The result should be an exact copy of every record, with no pictures kept.

=== Begin Enclosure ===

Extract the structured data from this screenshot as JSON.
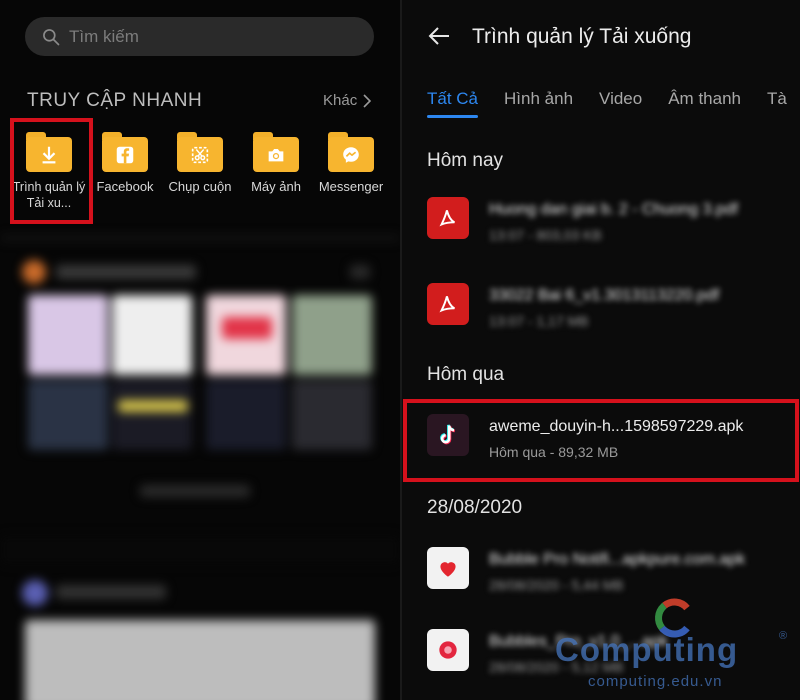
{
  "left": {
    "search": {
      "placeholder": "Tìm kiếm",
      "icon": "search-icon"
    },
    "quick_access": {
      "title": "TRUY CẬP NHANH",
      "more_label": "Khác",
      "items": [
        {
          "label": "Trình quản lý Tải xu...",
          "icon": "download-icon",
          "highlighted": true
        },
        {
          "label": "Facebook",
          "icon": "facebook-icon"
        },
        {
          "label": "Chụp cuộn",
          "icon": "scroll-screenshot-icon"
        },
        {
          "label": "Máy ảnh",
          "icon": "camera-icon"
        },
        {
          "label": "Messenger",
          "icon": "messenger-icon"
        }
      ],
      "folder_color": "#f7b52f"
    }
  },
  "right": {
    "title": "Trình quản lý Tải xuống",
    "tabs": [
      {
        "label": "Tất Cả",
        "active": true
      },
      {
        "label": "Hình ảnh"
      },
      {
        "label": "Video"
      },
      {
        "label": "Âm thanh"
      },
      {
        "label": "Tà"
      }
    ],
    "sections": [
      {
        "title": "Hôm nay",
        "files": [
          {
            "name": "Huong dan giai b. 2 - Chuong 3.pdf",
            "meta": "13:07 - 803,03 KB",
            "icon": "pdf-icon",
            "blurred": true
          },
          {
            "name": "33022 Bai 6_v1.3013113220.pdf",
            "meta": "13:07 - 1,17 MB",
            "icon": "pdf-icon",
            "blurred": true
          }
        ]
      },
      {
        "title": "Hôm qua",
        "files": [
          {
            "name": "aweme_douyin-h...1598597229.apk",
            "meta": "Hôm qua - 89,32 MB",
            "icon": "tiktok-icon",
            "highlighted": true
          }
        ]
      },
      {
        "title": "28/08/2020",
        "files": [
          {
            "name": "Bubble Pro Notifi...apkpure.com.apk",
            "meta": "28/08/2020 - 5,44 MB",
            "icon": "app-icon",
            "blurred": true
          },
          {
            "name": "Bubbles_Pro_v1.0_...apk",
            "meta": "28/08/2020 - 5,12 MB",
            "icon": "app-icon",
            "blurred": true
          }
        ]
      }
    ],
    "accent_color": "#2d87f0",
    "highlight_color": "#d5111c"
  },
  "watermark": {
    "brand": "Computing",
    "url": "computing.edu.vn",
    "reg": "®"
  }
}
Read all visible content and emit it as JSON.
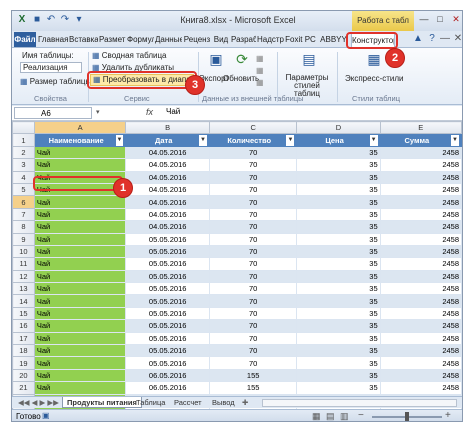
{
  "window": {
    "title": "Книга8.xlsx - Microsoft Excel",
    "context_group": "Работа с табл",
    "quick_access": [
      "save-icon",
      "undo-icon",
      "redo-icon",
      "customize-icon"
    ],
    "controls": [
      "minimize",
      "restore",
      "close"
    ]
  },
  "tabs": [
    "Файл",
    "Главная",
    "Вставка",
    "Разметка",
    "Формула",
    "Данные",
    "Реценз",
    "Вид",
    "Разраб",
    "Надстр",
    "Foxit PC",
    "ABBYY P",
    "Конструктор"
  ],
  "ribbon": {
    "properties": {
      "name_label": "Имя таблицы:",
      "name_value": "Реализация",
      "resize": "Размер таблицы",
      "group": "Свойства"
    },
    "tools": {
      "pivot": "Сводная таблица",
      "remove_dup": "Удалить дубликаты",
      "convert": "Преобразовать в диапазон",
      "group": "Сервис"
    },
    "external": {
      "export": "Экспорт",
      "refresh": "Обновить",
      "group": "Данные из внешней таблицы"
    },
    "style_options": {
      "label": "Параметры стилей таблиц"
    },
    "styles": {
      "express": "Экспресс-стили",
      "group": "Стили таблиц"
    }
  },
  "formula_bar": {
    "cell": "A6",
    "fx": "fx",
    "value": "Чай"
  },
  "grid": {
    "col_letters": [
      "A",
      "B",
      "C",
      "D",
      "E"
    ],
    "headers": [
      "Наименование",
      "Дата",
      "Количество",
      "Цена",
      "Сумма"
    ],
    "rows": [
      [
        "Чай",
        "04.05.2016",
        "70",
        "35",
        "2458"
      ],
      [
        "Чай",
        "04.05.2016",
        "70",
        "35",
        "2458"
      ],
      [
        "Чай",
        "04.05.2016",
        "70",
        "35",
        "2458"
      ],
      [
        "Чай",
        "04.05.2016",
        "70",
        "35",
        "2458"
      ],
      [
        "Чай",
        "04.05.2016",
        "70",
        "35",
        "2458"
      ],
      [
        "Чай",
        "04.05.2016",
        "70",
        "35",
        "2458"
      ],
      [
        "Чай",
        "04.05.2016",
        "70",
        "35",
        "2458"
      ],
      [
        "Чай",
        "05.05.2016",
        "70",
        "35",
        "2458"
      ],
      [
        "Чай",
        "05.05.2016",
        "70",
        "35",
        "2458"
      ],
      [
        "Чай",
        "05.05.2016",
        "70",
        "35",
        "2458"
      ],
      [
        "Чай",
        "05.05.2016",
        "70",
        "35",
        "2458"
      ],
      [
        "Чай",
        "05.05.2016",
        "70",
        "35",
        "2458"
      ],
      [
        "Чай",
        "05.05.2016",
        "70",
        "35",
        "2458"
      ],
      [
        "Чай",
        "05.05.2016",
        "70",
        "35",
        "2458"
      ],
      [
        "Чай",
        "05.05.2016",
        "70",
        "35",
        "2458"
      ],
      [
        "Чай",
        "05.05.2016",
        "70",
        "35",
        "2458"
      ],
      [
        "Чай",
        "05.05.2016",
        "70",
        "35",
        "2458"
      ],
      [
        "Чай",
        "05.05.2016",
        "70",
        "35",
        "2458"
      ],
      [
        "Чай",
        "06.05.2016",
        "155",
        "35",
        "2458"
      ],
      [
        "Чай",
        "06.05.2016",
        "155",
        "35",
        "2458"
      ],
      [
        "Чай",
        "06.05.2016",
        "155",
        "35",
        "2458"
      ],
      [
        "Чай",
        "06.05.2016",
        "155",
        "35",
        "2458"
      ],
      [
        "Чай",
        "06.05.2016",
        "155",
        "35",
        "2458"
      ],
      [
        "Чай",
        "06.05.2016",
        "155",
        "35",
        "2458"
      ]
    ],
    "row_numbers": [
      "1",
      "2",
      "3",
      "4",
      "5",
      "6",
      "7",
      "8",
      "9",
      "10",
      "11",
      "12",
      "13",
      "14",
      "15",
      "16",
      "17",
      "18",
      "19",
      "20",
      "21",
      "22",
      "23",
      "24",
      "25"
    ]
  },
  "sheets": [
    "Продукты питания",
    "Таблица",
    "Рассчет",
    "Вывод"
  ],
  "status": {
    "ready": "Готово"
  },
  "callouts": [
    "1",
    "2",
    "3"
  ],
  "colors": {
    "header": "#4f81bd",
    "column_a": "#92d050",
    "band": "#dce6f1",
    "callout": "#e0322a",
    "file_tab": "#2f5f9e"
  }
}
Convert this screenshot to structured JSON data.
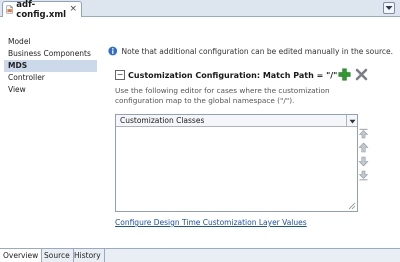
{
  "editor_tab": {
    "title": "adf-config.xml",
    "close_glyph": "×"
  },
  "nav": {
    "items": [
      "Model",
      "Business Components",
      "MDS",
      "Controller",
      "View"
    ],
    "selected": "MDS"
  },
  "note": {
    "text": "Note that additional configuration can be edited manually in the source."
  },
  "section": {
    "collapse_glyph": "−",
    "title": "Customization Configuration: Match Path = \"/\"",
    "description": "Use the following editor for cases where the customization configuration map to the global namespace (\"/\")."
  },
  "list": {
    "header": "Customization Classes"
  },
  "link": {
    "text": "Configure Design Time Customization Layer Values"
  },
  "bottom_tabs": [
    "Overview",
    "Source",
    "History"
  ],
  "colors": {
    "accent": "#1a4fb0",
    "add_green": "#2e9b2e",
    "selection": "#ccd9ea",
    "info_blue": "#2f6fc8"
  }
}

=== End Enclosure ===

__THE COMPLETED TASK__
Extract the structured data from this screenshot as JSON.
{
  "left": {
    "search": {
      "placeholder": "Tìm kiếm",
      "icon": "search-icon"
    },
    "quick_access": {
      "title": "TRUY CẬP NHANH",
      "more_label": "Khác",
      "items": [
        {
          "label": "Trình quản lý Tải xu...",
          "icon": "download-icon",
          "highlighted": true
        },
        {
          "label": "Facebook",
          "icon": "facebook-icon"
        },
        {
          "label": "Chụp cuộn",
          "icon": "scroll-screenshot-icon"
        },
        {
          "label": "Máy ảnh",
          "icon": "camera-icon"
        },
        {
          "label": "Messenger",
          "icon": "messenger-icon"
        }
      ],
      "folder_color": "#f7b52f"
    }
  },
  "right": {
    "title": "Trình quản lý Tải xuống",
    "tabs": [
      {
        "label": "Tất Cả",
        "active": true
      },
      {
        "label": "Hình ảnh"
      },
      {
        "label": "Video"
      },
      {
        "label": "Âm thanh"
      },
      {
        "label": "Tà"
      }
    ],
    "sections": [
      {
        "title": "Hôm nay",
        "files": [
          {
            "name": "Huong dan giai b. 2 - Chuong 3.pdf",
            "meta": "13:07 - 803,03 KB",
            "icon": "pdf-icon",
            "blurred": true
          },
          {
            "name": "33022 Bai 6_v1.3013113220.pdf",
            "meta": "13:07 - 1,17 MB",
            "icon": "pdf-icon",
            "blurred": true
          }
        ]
      },
      {
        "title": "Hôm qua",
        "files": [
          {
            "name": "aweme_douyin-h...1598597229.apk",
            "meta": "Hôm qua - 89,32 MB",
            "icon": "tiktok-icon",
            "highlighted": true
          }
        ]
      },
      {
        "title": "28/08/2020",
        "files": [
          {
            "name": "Bubble Pro Notifi...apkpure.com.apk",
            "meta": "28/08/2020 - 5,44 MB",
            "icon": "app-icon",
            "blurred": true
          },
          {
            "name": "Bubbles_Pro_v1.0_...apk",
            "meta": "28/08/2020 - 5,12 MB",
            "icon": "app-icon",
            "blurred": true
          }
        ]
      }
    ],
    "accent_color": "#2d87f0",
    "highlight_color": "#d5111c"
  },
  "watermark": {
    "brand": "Computing",
    "url": "computing.edu.vn",
    "reg": "®"
  }
}
Read all visible content and emit it as JSON.
{
  "window": {
    "title": "Книга8.xlsx - Microsoft Excel",
    "context_group": "Работа с табл",
    "quick_access": [
      "save-icon",
      "undo-icon",
      "redo-icon",
      "customize-icon"
    ],
    "controls": [
      "minimize",
      "restore",
      "close"
    ]
  },
  "tabs": [
    "Файл",
    "Главная",
    "Вставка",
    "Разметка",
    "Формула",
    "Данные",
    "Реценз",
    "Вид",
    "Разраб",
    "Надстр",
    "Foxit PC",
    "ABBYY P",
    "Конструктор"
  ],
  "ribbon": {
    "properties": {
      "name_label": "Имя таблицы:",
      "name_value": "Реализация",
      "resize": "Размер таблицы",
      "group": "Свойства"
    },
    "tools": {
      "pivot": "Сводная таблица",
      "remove_dup": "Удалить дубликаты",
      "convert": "Преобразовать в диапазон",
      "group": "Сервис"
    },
    "external": {
      "export": "Экспорт",
      "refresh": "Обновить",
      "group": "Данные из внешней таблицы"
    },
    "style_options": {
      "label": "Параметры стилей таблиц"
    },
    "styles": {
      "express": "Экспресс-стили",
      "group": "Стили таблиц"
    }
  },
  "formula_bar": {
    "cell": "A6",
    "fx": "fx",
    "value": "Чай"
  },
  "grid": {
    "col_letters": [
      "A",
      "B",
      "C",
      "D",
      "E"
    ],
    "headers": [
      "Наименование",
      "Дата",
      "Количество",
      "Цена",
      "Сумма"
    ],
    "rows": [
      [
        "Чай",
        "04.05.2016",
        "70",
        "35",
        "2458"
      ],
      [
        "Чай",
        "04.05.2016",
        "70",
        "35",
        "2458"
      ],
      [
        "Чай",
        "04.05.2016",
        "70",
        "35",
        "2458"
      ],
      [
        "Чай",
        "04.05.2016",
        "70",
        "35",
        "2458"
      ],
      [
        "Чай",
        "04.05.2016",
        "70",
        "35",
        "2458"
      ],
      [
        "Чай",
        "04.05.2016",
        "70",
        "35",
        "2458"
      ],
      [
        "Чай",
        "04.05.2016",
        "70",
        "35",
        "2458"
      ],
      [
        "Чай",
        "05.05.2016",
        "70",
        "35",
        "2458"
      ],
      [
        "Чай",
        "05.05.2016",
        "70",
        "35",
        "2458"
      ],
      [
        "Чай",
        "05.05.2016",
        "70",
        "35",
        "2458"
      ],
      [
        "Чай",
        "05.05.2016",
        "70",
        "35",
        "2458"
      ],
      [
        "Чай",
        "05.05.2016",
        "70",
        "35",
        "2458"
      ],
      [
        "Чай",
        "05.05.2016",
        "70",
        "35",
        "2458"
      ],
      [
        "Чай",
        "05.05.2016",
        "70",
        "35",
        "2458"
      ],
      [
        "Чай",
        "05.05.2016",
        "70",
        "35",
        "2458"
      ],
      [
        "Чай",
        "05.05.2016",
        "70",
        "35",
        "2458"
      ],
      [
        "Чай",
        "05.05.2016",
        "70",
        "35",
        "2458"
      ],
      [
        "Чай",
        "05.05.2016",
        "70",
        "35",
        "2458"
      ],
      [
        "Чай",
        "06.05.2016",
        "155",
        "35",
        "2458"
      ],
      [
        "Чай",
        "06.05.2016",
        "155",
        "35",
        "2458"
      ],
      [
        "Чай",
        "06.05.2016",
        "155",
        "35",
        "2458"
      ],
      [
        "Чай",
        "06.05.2016",
        "155",
        "35",
        "2458"
      ],
      [
        "Чай",
        "06.05.2016",
        "155",
        "35",
        "2458"
      ],
      [
        "Чай",
        "06.05.2016",
        "155",
        "35",
        "2458"
      ]
    ],
    "row_numbers": [
      "1",
      "2",
      "3",
      "4",
      "5",
      "6",
      "7",
      "8",
      "9",
      "10",
      "11",
      "12",
      "13",
      "14",
      "15",
      "16",
      "17",
      "18",
      "19",
      "20",
      "21",
      "22",
      "23",
      "24",
      "25"
    ]
  },
  "sheets": [
    "Продукты питания",
    "Таблица",
    "Рассчет",
    "Вывод"
  ],
  "status": {
    "ready": "Готово"
  },
  "callouts": [
    "1",
    "2",
    "3"
  ],
  "colors": {
    "header": "#4f81bd",
    "column_a": "#92d050",
    "band": "#dce6f1",
    "callout": "#e0322a",
    "file_tab": "#2f5f9e"
  }
}
Convert this screenshot to structured JSON data.
{
  "editor_tab": {
    "title": "adf-config.xml",
    "close_glyph": "×"
  },
  "nav": {
    "items": [
      "Model",
      "Business Components",
      "MDS",
      "Controller",
      "View"
    ],
    "selected": "MDS"
  },
  "note": {
    "text": "Note that additional configuration can be edited manually in the source."
  },
  "section": {
    "collapse_glyph": "−",
    "title": "Customization Configuration: Match Path = \"/\"",
    "description": "Use the following editor for cases where the customization configuration map to the global namespace (\"/\")."
  },
  "list": {
    "header": "Customization Classes"
  },
  "link": {
    "text": "Configure Design Time Customization Layer Values"
  },
  "bottom_tabs": [
    "Overview",
    "Source",
    "History"
  ],
  "colors": {
    "accent": "#1a4fb0",
    "add_green": "#2e9b2e",
    "selection": "#ccd9ea",
    "info_blue": "#2f6fc8"
  }
}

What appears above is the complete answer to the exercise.